Live chat and the older demographic: looking after your older customers with chat support

Contrary to popular belief, older customers use live chat for customer service. It’s a wide misconception that only the young use chat channels.

More than half of all customers prefer to chat (not just the ‘young’uns’). 51% of older customers (aged 45+) believe that live chat is a convenient channel. Then, add to this the fact that live chat has the highest satisfaction levels for any customer service channel at 73%.

This all culminates into a real case for looking after your older customers with chat support.

So, how does live chat help you support the older demographic? Here, we explore how a chat channel improves the customer experience for older customers.


Live chat and accessibility for the elderly

Live chat software improves accessibility for everyone — older customers included.

Because it’s written (rather than spoken) communication, customers can consume your messages and answers at their own pace. They aren’t forced to try to hear and comprehend as support is rattled off down the phone. They can read your words and feel less rushed to understand, without asking for repetition.

It’s well known that as we age, we sometimes lose our hearing. A live chat channel, then, is great for people hard of hearing or completely deaf. It doesn’t rely on crackly phone lines, and so doesn’t rely on the weakest senses of such customers.

Additionally, live chat software supports other assistive technologies and formats. For example, it can accommodate screen readers. This makes it easier for older customers with sight issues such as presbyopia.

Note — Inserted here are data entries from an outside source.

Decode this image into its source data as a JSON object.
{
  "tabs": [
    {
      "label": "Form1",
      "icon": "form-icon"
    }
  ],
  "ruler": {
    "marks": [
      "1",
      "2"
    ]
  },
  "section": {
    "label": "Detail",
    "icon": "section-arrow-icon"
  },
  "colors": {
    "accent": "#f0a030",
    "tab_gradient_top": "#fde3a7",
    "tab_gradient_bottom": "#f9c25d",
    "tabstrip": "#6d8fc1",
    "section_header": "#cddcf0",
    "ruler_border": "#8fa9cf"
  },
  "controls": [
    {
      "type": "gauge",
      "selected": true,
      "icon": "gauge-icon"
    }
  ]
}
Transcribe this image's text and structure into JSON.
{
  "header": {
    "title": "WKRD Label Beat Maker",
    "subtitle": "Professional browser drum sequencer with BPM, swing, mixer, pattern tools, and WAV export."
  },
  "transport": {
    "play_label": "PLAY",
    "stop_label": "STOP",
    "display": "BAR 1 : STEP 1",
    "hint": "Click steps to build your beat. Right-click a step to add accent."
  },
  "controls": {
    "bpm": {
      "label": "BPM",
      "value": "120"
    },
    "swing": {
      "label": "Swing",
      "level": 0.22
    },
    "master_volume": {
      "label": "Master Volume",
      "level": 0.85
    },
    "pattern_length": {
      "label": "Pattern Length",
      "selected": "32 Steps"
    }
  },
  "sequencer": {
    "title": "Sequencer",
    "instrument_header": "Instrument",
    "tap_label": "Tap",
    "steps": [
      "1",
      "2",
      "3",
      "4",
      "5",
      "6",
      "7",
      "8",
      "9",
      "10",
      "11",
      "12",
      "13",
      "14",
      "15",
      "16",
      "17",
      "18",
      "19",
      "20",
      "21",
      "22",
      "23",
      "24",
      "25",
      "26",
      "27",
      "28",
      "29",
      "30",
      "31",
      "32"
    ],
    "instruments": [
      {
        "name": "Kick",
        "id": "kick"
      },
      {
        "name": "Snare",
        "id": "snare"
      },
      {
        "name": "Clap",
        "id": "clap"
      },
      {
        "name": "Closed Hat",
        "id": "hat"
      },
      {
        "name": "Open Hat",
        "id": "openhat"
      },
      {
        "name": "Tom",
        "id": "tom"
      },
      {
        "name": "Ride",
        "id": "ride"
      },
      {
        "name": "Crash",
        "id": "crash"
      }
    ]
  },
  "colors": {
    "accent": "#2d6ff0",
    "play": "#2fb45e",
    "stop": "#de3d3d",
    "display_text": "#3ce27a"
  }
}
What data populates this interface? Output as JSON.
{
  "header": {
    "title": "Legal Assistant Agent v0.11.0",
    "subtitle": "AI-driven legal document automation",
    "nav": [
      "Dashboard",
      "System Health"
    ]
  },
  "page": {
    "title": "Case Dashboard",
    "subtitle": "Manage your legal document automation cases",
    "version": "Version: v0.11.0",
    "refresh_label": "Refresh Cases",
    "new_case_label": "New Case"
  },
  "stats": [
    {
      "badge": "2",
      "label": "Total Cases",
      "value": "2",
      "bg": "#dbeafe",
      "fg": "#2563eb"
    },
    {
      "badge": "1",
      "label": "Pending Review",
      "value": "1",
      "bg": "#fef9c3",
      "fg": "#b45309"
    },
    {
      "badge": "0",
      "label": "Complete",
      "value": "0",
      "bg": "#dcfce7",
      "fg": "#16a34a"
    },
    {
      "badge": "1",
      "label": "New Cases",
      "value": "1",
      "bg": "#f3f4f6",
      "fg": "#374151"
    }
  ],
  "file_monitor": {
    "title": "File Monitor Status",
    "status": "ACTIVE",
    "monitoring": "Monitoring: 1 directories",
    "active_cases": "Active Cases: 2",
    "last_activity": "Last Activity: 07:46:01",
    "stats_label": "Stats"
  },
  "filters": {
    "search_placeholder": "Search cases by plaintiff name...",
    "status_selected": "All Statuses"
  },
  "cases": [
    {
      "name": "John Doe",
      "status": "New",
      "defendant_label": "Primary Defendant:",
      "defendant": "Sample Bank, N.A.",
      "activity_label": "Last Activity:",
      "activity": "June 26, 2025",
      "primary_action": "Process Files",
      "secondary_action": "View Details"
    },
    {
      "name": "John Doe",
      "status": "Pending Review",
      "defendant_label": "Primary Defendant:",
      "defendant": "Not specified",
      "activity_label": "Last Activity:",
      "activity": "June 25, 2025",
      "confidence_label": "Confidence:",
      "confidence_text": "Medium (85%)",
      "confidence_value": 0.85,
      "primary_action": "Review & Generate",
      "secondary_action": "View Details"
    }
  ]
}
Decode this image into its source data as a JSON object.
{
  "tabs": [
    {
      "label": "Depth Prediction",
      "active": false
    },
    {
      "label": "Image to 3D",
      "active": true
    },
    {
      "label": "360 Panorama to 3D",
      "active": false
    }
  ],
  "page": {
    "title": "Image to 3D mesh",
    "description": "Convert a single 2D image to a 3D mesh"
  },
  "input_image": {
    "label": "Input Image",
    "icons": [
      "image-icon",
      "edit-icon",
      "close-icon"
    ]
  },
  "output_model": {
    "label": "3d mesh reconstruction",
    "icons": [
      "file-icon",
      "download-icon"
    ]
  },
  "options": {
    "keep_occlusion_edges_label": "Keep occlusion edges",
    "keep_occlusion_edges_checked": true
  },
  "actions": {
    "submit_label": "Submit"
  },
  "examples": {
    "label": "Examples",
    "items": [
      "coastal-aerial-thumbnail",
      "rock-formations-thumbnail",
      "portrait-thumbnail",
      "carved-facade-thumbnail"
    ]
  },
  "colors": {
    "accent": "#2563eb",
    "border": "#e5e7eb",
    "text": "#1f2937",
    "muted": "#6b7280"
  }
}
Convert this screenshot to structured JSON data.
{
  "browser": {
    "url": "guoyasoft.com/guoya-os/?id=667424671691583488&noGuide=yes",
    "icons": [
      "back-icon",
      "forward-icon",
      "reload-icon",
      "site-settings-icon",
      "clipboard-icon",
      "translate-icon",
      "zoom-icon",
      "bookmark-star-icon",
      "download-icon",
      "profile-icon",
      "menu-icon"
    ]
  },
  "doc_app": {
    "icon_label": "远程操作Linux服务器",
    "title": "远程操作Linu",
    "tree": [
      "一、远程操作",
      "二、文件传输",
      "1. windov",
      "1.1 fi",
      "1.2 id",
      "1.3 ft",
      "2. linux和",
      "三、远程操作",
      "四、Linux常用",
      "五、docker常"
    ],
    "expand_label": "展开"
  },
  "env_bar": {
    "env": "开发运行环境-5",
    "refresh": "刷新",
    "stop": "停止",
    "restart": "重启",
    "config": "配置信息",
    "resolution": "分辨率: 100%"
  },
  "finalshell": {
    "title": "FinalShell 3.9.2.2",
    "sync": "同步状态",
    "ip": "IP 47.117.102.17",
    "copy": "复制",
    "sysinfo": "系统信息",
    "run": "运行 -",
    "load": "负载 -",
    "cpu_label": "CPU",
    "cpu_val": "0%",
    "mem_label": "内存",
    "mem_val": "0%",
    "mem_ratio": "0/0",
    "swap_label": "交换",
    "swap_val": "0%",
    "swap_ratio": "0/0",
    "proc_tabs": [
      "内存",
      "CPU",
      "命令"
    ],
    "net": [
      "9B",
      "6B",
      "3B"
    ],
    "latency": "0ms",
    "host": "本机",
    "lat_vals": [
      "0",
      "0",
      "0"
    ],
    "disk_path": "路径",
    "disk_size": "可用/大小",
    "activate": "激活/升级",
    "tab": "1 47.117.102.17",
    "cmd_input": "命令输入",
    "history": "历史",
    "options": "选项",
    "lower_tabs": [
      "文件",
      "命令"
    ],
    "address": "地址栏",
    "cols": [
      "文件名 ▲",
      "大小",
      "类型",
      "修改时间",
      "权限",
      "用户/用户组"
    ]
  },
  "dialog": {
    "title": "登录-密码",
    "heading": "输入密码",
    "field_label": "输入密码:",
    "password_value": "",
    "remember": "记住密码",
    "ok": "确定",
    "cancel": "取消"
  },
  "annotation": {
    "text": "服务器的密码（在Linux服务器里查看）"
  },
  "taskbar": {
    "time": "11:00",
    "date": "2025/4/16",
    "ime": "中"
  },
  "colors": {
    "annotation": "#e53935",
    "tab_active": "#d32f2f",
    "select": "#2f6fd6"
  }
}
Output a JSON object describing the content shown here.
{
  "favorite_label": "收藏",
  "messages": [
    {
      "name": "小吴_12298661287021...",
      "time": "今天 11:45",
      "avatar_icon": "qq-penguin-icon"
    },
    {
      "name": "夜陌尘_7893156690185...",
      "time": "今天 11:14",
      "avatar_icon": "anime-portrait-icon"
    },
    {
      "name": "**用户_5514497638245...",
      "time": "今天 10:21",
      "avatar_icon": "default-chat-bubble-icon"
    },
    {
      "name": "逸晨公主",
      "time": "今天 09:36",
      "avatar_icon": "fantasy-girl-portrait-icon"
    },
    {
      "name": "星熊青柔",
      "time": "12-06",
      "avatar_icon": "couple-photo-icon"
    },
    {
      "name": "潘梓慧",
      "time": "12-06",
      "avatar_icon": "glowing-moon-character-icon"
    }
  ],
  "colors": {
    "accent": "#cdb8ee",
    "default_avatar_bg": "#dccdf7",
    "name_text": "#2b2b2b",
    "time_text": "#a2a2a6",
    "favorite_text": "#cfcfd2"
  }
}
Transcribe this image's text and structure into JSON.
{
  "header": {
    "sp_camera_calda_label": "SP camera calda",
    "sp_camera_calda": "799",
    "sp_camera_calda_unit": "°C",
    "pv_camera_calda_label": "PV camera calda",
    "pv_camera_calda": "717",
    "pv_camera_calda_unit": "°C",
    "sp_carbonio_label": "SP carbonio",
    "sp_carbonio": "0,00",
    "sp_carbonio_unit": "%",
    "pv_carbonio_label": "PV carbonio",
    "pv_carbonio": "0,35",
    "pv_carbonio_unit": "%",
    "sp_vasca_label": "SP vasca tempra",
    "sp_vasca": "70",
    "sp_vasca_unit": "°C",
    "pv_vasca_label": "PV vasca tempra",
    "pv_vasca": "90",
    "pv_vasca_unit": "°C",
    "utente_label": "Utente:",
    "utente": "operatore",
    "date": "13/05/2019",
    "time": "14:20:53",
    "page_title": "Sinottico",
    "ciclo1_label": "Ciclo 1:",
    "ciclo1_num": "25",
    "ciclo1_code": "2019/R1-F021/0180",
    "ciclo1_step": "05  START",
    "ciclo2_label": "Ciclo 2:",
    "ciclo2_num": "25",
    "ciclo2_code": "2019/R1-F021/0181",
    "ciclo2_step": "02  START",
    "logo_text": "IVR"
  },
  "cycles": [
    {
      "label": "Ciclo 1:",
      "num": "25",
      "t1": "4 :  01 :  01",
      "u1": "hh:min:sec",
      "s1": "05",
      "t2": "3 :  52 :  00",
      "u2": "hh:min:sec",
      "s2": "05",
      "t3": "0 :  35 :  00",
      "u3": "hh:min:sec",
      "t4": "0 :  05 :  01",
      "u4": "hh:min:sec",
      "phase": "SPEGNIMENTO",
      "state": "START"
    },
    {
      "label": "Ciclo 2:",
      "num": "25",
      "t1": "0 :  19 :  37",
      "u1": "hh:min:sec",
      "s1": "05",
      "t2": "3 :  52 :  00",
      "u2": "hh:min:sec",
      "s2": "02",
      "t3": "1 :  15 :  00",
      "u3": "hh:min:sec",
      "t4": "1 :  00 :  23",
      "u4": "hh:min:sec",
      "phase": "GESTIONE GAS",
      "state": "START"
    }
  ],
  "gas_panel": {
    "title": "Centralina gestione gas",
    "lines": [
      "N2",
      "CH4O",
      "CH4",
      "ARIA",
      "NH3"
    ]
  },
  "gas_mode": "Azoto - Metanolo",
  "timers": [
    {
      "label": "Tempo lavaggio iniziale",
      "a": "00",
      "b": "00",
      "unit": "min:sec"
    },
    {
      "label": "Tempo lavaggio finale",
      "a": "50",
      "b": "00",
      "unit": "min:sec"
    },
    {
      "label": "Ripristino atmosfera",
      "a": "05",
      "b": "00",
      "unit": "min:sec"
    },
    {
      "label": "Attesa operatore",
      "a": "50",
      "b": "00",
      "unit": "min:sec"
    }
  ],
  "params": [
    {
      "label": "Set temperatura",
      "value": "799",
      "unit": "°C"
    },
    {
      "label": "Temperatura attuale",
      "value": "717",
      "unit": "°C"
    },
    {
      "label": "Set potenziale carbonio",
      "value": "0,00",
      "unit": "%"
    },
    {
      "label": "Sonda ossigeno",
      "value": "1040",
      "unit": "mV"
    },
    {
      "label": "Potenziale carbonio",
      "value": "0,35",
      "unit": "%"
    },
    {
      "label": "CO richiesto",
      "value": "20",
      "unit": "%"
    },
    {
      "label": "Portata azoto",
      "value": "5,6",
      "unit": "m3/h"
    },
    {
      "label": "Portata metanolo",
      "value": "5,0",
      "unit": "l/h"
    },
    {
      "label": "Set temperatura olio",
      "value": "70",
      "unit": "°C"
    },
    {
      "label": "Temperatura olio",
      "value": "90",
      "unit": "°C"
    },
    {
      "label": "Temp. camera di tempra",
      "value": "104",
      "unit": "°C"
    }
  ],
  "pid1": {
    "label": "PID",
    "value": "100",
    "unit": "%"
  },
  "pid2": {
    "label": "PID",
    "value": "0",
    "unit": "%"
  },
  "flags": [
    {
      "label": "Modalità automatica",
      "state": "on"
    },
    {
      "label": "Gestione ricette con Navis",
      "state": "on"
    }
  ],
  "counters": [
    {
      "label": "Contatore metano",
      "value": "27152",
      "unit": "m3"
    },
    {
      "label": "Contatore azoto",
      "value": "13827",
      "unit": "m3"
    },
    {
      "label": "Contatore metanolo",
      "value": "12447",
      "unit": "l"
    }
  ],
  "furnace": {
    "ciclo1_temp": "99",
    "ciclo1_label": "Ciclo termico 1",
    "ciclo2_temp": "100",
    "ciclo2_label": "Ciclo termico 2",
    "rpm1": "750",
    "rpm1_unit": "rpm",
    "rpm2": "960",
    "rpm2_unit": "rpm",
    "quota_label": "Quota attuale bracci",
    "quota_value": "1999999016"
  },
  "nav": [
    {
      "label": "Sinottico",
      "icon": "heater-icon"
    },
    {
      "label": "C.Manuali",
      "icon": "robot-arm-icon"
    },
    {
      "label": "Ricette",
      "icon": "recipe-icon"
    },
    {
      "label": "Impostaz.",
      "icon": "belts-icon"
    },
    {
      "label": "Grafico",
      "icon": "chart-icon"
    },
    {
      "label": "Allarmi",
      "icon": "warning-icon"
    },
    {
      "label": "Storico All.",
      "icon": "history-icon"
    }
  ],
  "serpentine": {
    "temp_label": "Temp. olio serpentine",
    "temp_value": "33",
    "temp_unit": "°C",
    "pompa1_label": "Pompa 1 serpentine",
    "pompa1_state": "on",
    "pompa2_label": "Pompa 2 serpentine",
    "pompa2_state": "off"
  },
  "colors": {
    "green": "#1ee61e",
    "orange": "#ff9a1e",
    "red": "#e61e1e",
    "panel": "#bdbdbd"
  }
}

Live chat also enables older customers to get instant feedback with complex processes and forms. For instance, they can make sure they’ve filled a form out correctly without waiting indefinitely for an email reply.  


Live chat features that support older customers

General accessibility aside, numerous live chat features work well to support older customers who may struggle with technology. For example:

Co-browsing allows you to guide users through tricky processes on their computer. (Think filling out web forms, or onboarding into a new service, or completing transactions inside a portal.)

With co-browsing, operators can send a screen sharing request into the chat for users to click and optionally accept. From there, it lets operators scroll, click, and type alongside the user.

For older customers, this means that operators can offer hands-on support at the click of an easy-to-find button. They’re not left to flounder on a web page they’re struggling to navigate.

Live chat transcripts allow you to provide older customers with a written record of their conversations. This helps with recall — they have any instructions you’ve given them to use whenever they need. And, they have a record of the conversation if they need to refer to it in later communication with you.

“My parents are in their 70s, and to this day that age demographic still enjoys the tangible. They want to read something in print”

– Sean Ochester, vice president of digital marketing at Sage Age Strategies

Chat markdown and customisable chat windows allow you to offer high colour contrasts and large fonts. This aids with the accessibility of your customer service. In particular, those customers with sight issues.


Live chat and older customers

Good service and great experiences come from much the same offerings, regardless of the age and demographics of your customer.

All your customers want their questions answered. They want empathetic service, which is accessible and easy to use. They want support as and when they need it, in a format that’s convenient to them and their available time.

And simply, live chat software is a popular, well-equipped channel to deliver such experiences.


Useful links

Accessible customer service: is your business open?

Chatbots vs webforms

Co-browsing: a feature dive